With the legislative logjam in the Senate and the slowdown of legislative activity in the House, what activity is taking center stage? Polling. This is the time in the political process where pollsters and polling begin to dominate the nation’s capitol. Everything and everyone in politics is subject to a poll. You could say that this town is obsessed with the latest polling data. Want to know how Jim Talent is fairing against Jean Carnahan in Missouri? Or what Sununu’s chances may be in New Jersey? Check the latest polling information in <a href="http://www.rollcall.com/pages/politics/"target="_blank">Roll Call</a> politics section. What about generic polling about whether the American people like Republicans or Democrats? CongressDaily should have that at least once a week. Want to know how many Americans like milk gravy over sausage gravy? I am sure we can find that out too. Polling literally takes a life of it’s own. People recite pollsters names like old friends; Zogby, Wirthlin, Luntz, POS (Public Opinion Strategies), the Polling Company etc.. People across the city wait literally with baited breath for the latest polls hoping for the results that could make or break a career. Entire battles are won and lost over mere tenths of a percentage point. </p>

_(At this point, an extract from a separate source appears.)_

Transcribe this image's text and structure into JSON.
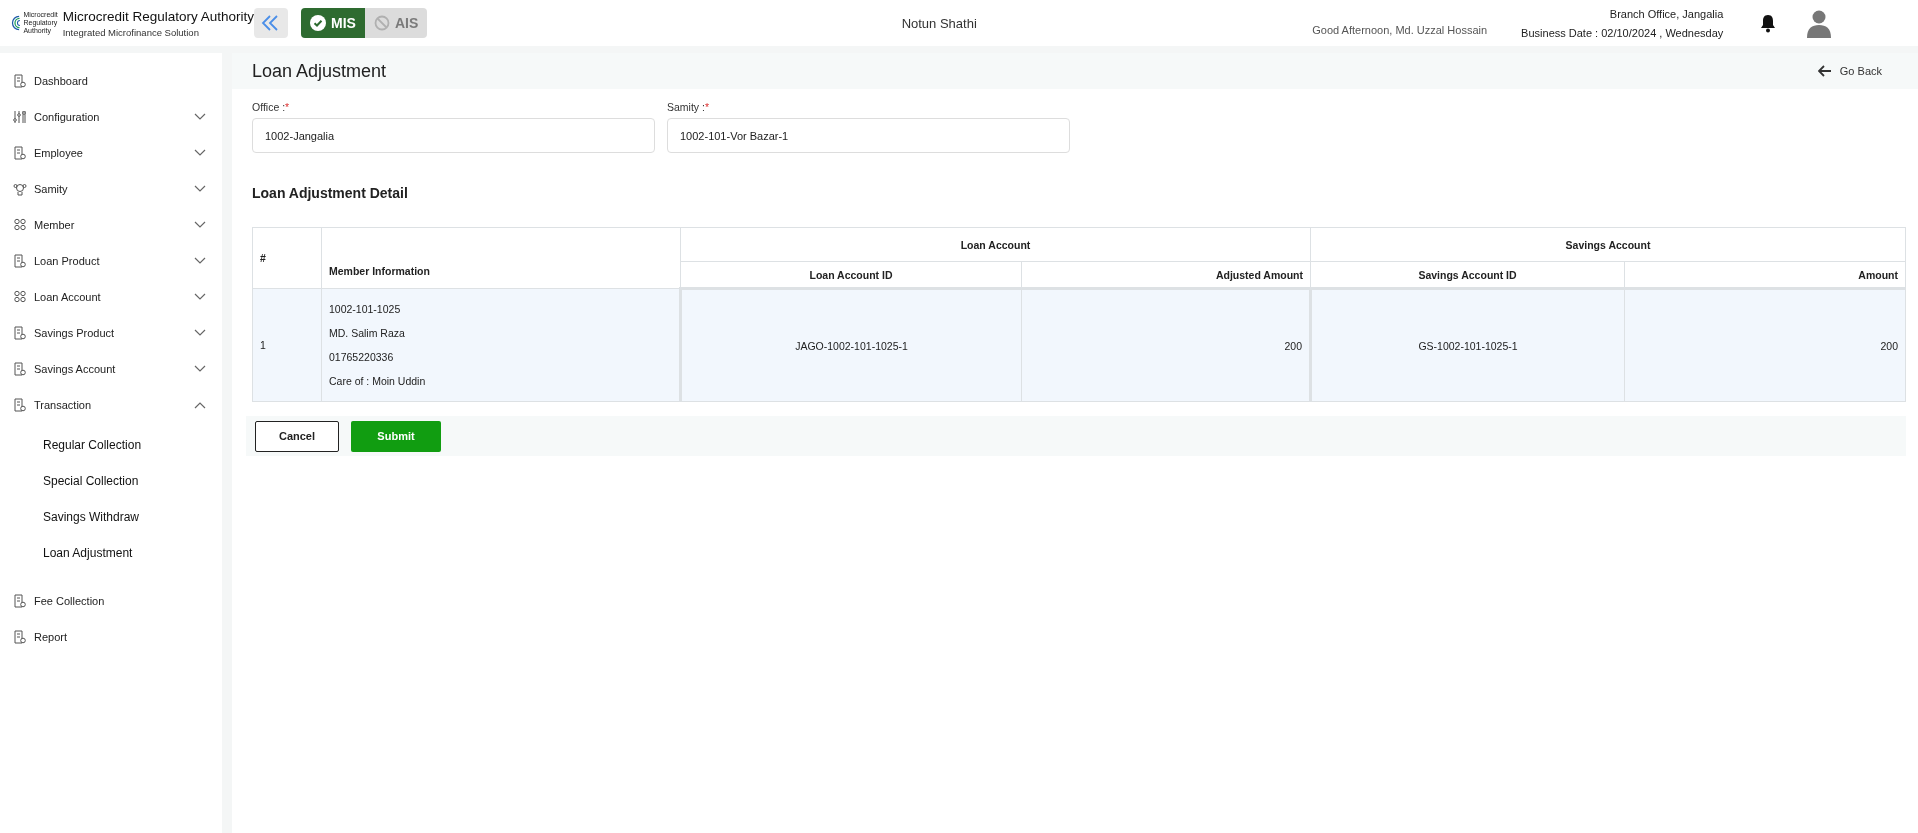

<p>With the elections and polling moving into center stage – it gives do-nothing Daschle some cover for the lackadaisical pace currently being employed. That is not to say however that all legislative activity is dead. Behind-the-scenes, the legislative process continues to run amuck. The Energy bill is still held up in conference between the House and Senate on several issues, including the ability to access the ANWR Basin, and may still rears its ugly head. Bankruptcy reform, which has been sought after for years hangs by a thread as an abortion amendment continues to stymie final passage. Advocates for the airline industry bandy about the idea of another bailout. And the business community along with the President keep pushing for legislation to bail out the insurance market from future terrorist attacks. However, most of this legislation, suffering from a dwindling <a href="http://majoritywhip.house.gov/calendar.asp?gcdate=10"target="_blank">cal... and contentious issues will never see the President’s pen.

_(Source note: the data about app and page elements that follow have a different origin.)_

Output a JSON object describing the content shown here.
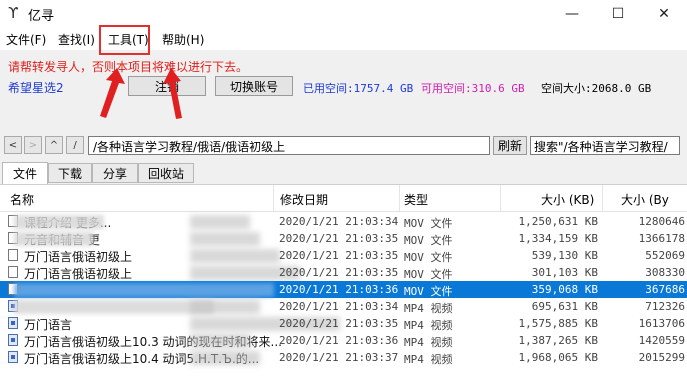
{
  "window": {
    "icon": "logo-icon",
    "title": "亿寻"
  },
  "menu": {
    "file": "文件(F)",
    "find": "查找(I)",
    "tools": "工具(T)",
    "help": "帮助(H)"
  },
  "notice": "请帮转发寻人，否则本项目将难以进行下去。",
  "account": {
    "name": "希望星选2",
    "logout_label": "注销",
    "switch_label": "切换账号",
    "used_label": "已用空间:1757.4 GB",
    "available_label": "可用空间:310.6 GB",
    "total_label": "空间大小:2068.0 GB"
  },
  "colors": {
    "accent": "#1d3ad6",
    "notice": "#e0201a",
    "available": "#d01fb0",
    "selection": "#0a78d7",
    "highlight_box": "#e03030"
  },
  "nav": {
    "back": "<",
    "forward": ">",
    "up": "^",
    "root": "/",
    "path": "/各种语言学习教程/俄语/俄语初级上",
    "refresh_label": "刷新",
    "search_value": "搜索\"/各种语言学习教程/"
  },
  "tabs": [
    "文件",
    "下载",
    "分享",
    "回收站"
  ],
  "table": {
    "headers": {
      "name": "名称",
      "date": "修改日期",
      "type": "类型",
      "size_kb": "大小 (KB)",
      "size_b": "大小 (By"
    },
    "rows": [
      {
        "name": "课程介绍  更多...",
        "date": "2020/1/21 21:03:34",
        "type": "MOV 文件",
        "size_kb": "1,250,631 KB",
        "size_b": "1280646",
        "icon": "mov-file-icon"
      },
      {
        "name": "元音和辅音  更",
        "date": "2020/1/21 21:03:35",
        "type": "MOV 文件",
        "size_kb": "1,334,159 KB",
        "size_b": "1366178",
        "icon": "mov-file-icon"
      },
      {
        "name": "万门语言俄语初级上",
        "date": "2020/1/21 21:03:35",
        "type": "MOV 文件",
        "size_kb": "539,130 KB",
        "size_b": "552069",
        "icon": "mov-file-icon"
      },
      {
        "name": "万门语言俄语初级上",
        "date": "2020/1/21 21:03:35",
        "type": "MOV 文件",
        "size_kb": "301,103 KB",
        "size_b": "308330",
        "icon": "mov-file-icon"
      },
      {
        "name": "",
        "date": "2020/1/21 21:03:36",
        "type": "MOV 文件",
        "size_kb": "359,068 KB",
        "size_b": "367686",
        "icon": "mov-file-icon",
        "selected": true
      },
      {
        "name": "",
        "date": "2020/1/21 21:03:34",
        "type": "MP4 视频",
        "size_kb": "695,631 KB",
        "size_b": "712326",
        "icon": "mp4-file-icon"
      },
      {
        "name": "万门语言",
        "date": "2020/1/21 21:03:35",
        "type": "MP4 视频",
        "size_kb": "1,575,885 KB",
        "size_b": "1613706",
        "icon": "mp4-file-icon"
      },
      {
        "name": "万门语言俄语初级上10.3 动词的现在时和将来...",
        "date": "2020/1/21 21:03:36",
        "type": "MP4 视频",
        "size_kb": "1,387,265 KB",
        "size_b": "1420559",
        "icon": "mp4-file-icon"
      },
      {
        "name": "万门语言俄语初级上10.4 动词5.Н.Т.Ъ.的...",
        "date": "2020/1/21 21:03:37",
        "type": "MP4 视频",
        "size_kb": "1,968,065 KB",
        "size_b": "2015299",
        "icon": "mp4-file-icon"
      }
    ]
  }
}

In the weeks to come any sort of legislative activity will most likely be drowned out by the avalanche of polling numbers that is just beginning to appear. That is of course unless we find out that the American people like legislative activity over polls by a margin of 60 to 40 percent!